## EXERCISE BRIEF
Every line in the listing below that holds the word "conversation" should be returned.

## SOURCE DATA
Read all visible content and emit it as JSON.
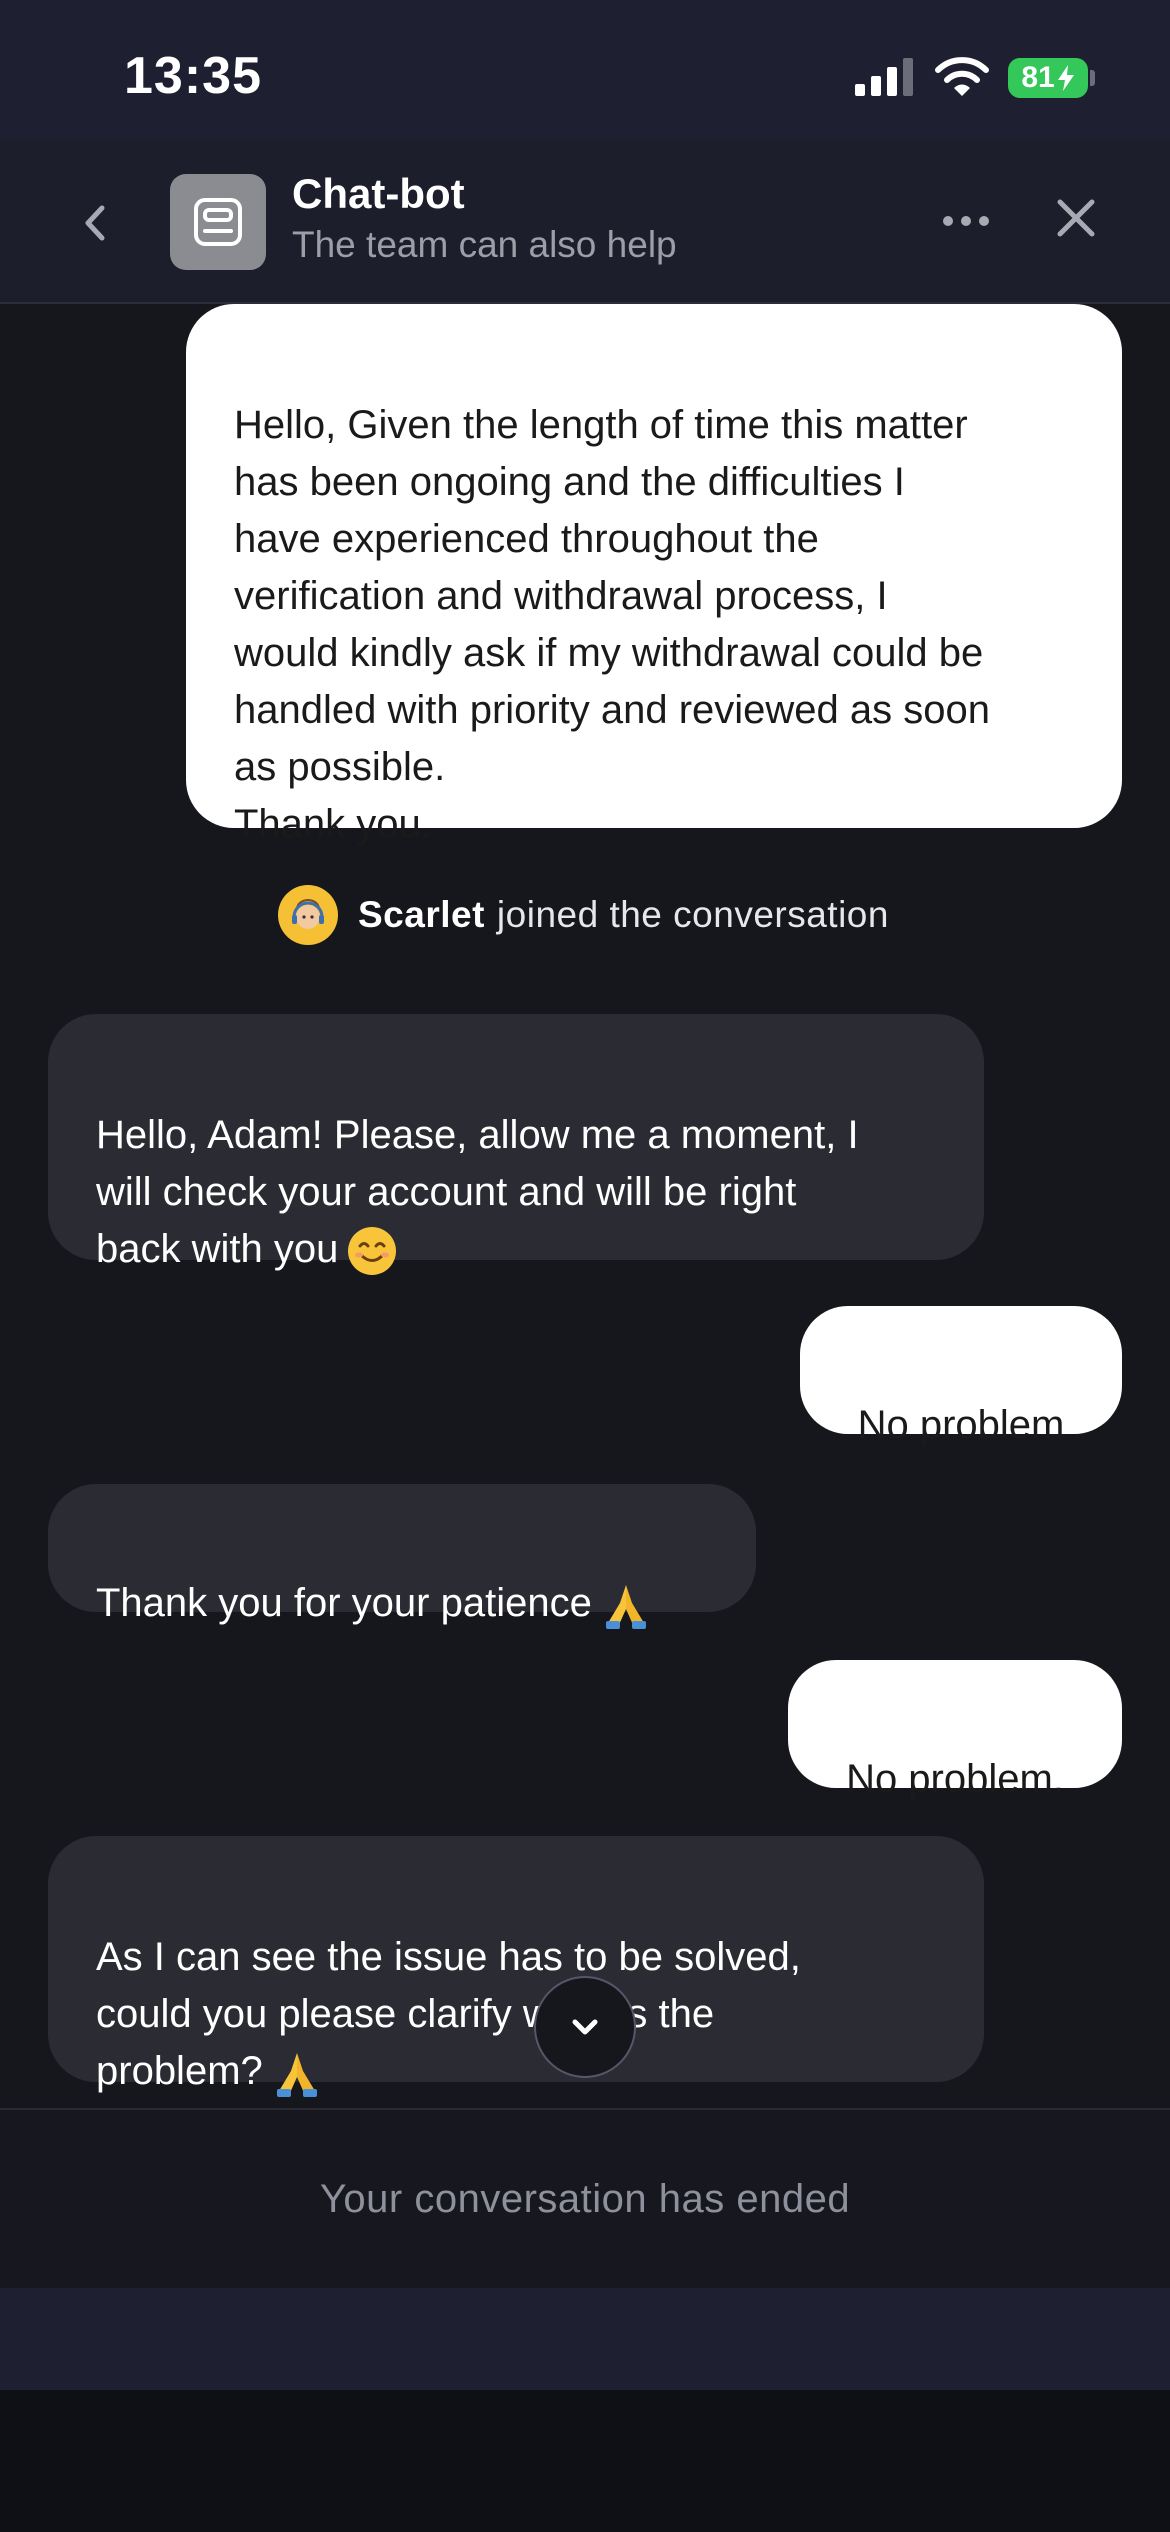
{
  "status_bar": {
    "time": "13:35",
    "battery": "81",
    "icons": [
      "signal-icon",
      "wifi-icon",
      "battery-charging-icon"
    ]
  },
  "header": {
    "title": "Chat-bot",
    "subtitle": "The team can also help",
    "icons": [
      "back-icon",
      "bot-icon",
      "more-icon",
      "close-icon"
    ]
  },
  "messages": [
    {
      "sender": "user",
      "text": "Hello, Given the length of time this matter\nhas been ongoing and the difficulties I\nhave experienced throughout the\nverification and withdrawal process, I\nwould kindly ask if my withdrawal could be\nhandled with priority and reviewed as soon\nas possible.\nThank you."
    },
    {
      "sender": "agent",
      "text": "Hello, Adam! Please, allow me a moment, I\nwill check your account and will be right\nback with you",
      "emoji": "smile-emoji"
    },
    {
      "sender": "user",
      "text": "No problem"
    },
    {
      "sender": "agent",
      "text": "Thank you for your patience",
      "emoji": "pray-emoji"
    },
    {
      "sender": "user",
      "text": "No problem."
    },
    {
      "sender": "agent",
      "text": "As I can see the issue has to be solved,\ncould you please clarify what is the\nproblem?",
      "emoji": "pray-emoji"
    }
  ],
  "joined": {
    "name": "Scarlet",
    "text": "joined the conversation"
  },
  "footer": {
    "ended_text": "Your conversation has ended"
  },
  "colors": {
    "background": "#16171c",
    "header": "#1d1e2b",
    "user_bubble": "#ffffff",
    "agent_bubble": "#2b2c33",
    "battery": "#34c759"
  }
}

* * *

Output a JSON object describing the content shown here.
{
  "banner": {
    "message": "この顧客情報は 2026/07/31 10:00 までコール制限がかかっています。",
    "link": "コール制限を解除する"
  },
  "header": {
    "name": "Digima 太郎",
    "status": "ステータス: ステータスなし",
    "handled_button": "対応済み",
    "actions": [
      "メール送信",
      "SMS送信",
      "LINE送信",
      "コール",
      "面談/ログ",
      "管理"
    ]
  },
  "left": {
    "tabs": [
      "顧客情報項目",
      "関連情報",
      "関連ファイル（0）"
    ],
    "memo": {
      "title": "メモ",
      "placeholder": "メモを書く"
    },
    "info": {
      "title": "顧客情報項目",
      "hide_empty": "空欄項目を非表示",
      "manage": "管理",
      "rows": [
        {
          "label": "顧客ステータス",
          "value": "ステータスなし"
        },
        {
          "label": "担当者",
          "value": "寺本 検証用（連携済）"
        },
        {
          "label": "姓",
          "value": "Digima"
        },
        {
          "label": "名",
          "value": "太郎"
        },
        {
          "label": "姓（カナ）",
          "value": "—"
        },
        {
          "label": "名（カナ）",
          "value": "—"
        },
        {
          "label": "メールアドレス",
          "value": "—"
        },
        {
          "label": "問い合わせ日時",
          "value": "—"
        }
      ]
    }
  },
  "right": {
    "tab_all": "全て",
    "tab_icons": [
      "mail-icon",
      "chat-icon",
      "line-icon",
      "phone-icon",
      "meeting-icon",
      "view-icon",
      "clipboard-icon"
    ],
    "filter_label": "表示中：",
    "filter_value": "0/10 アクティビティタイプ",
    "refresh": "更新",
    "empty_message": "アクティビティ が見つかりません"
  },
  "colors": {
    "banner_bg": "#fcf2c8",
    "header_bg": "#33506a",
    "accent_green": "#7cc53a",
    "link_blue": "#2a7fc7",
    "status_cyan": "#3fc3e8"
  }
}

## SOLUTION TO THIS EXERCISE
    "text": "joined the conversation"
    "ended_text": "Your conversation has ended"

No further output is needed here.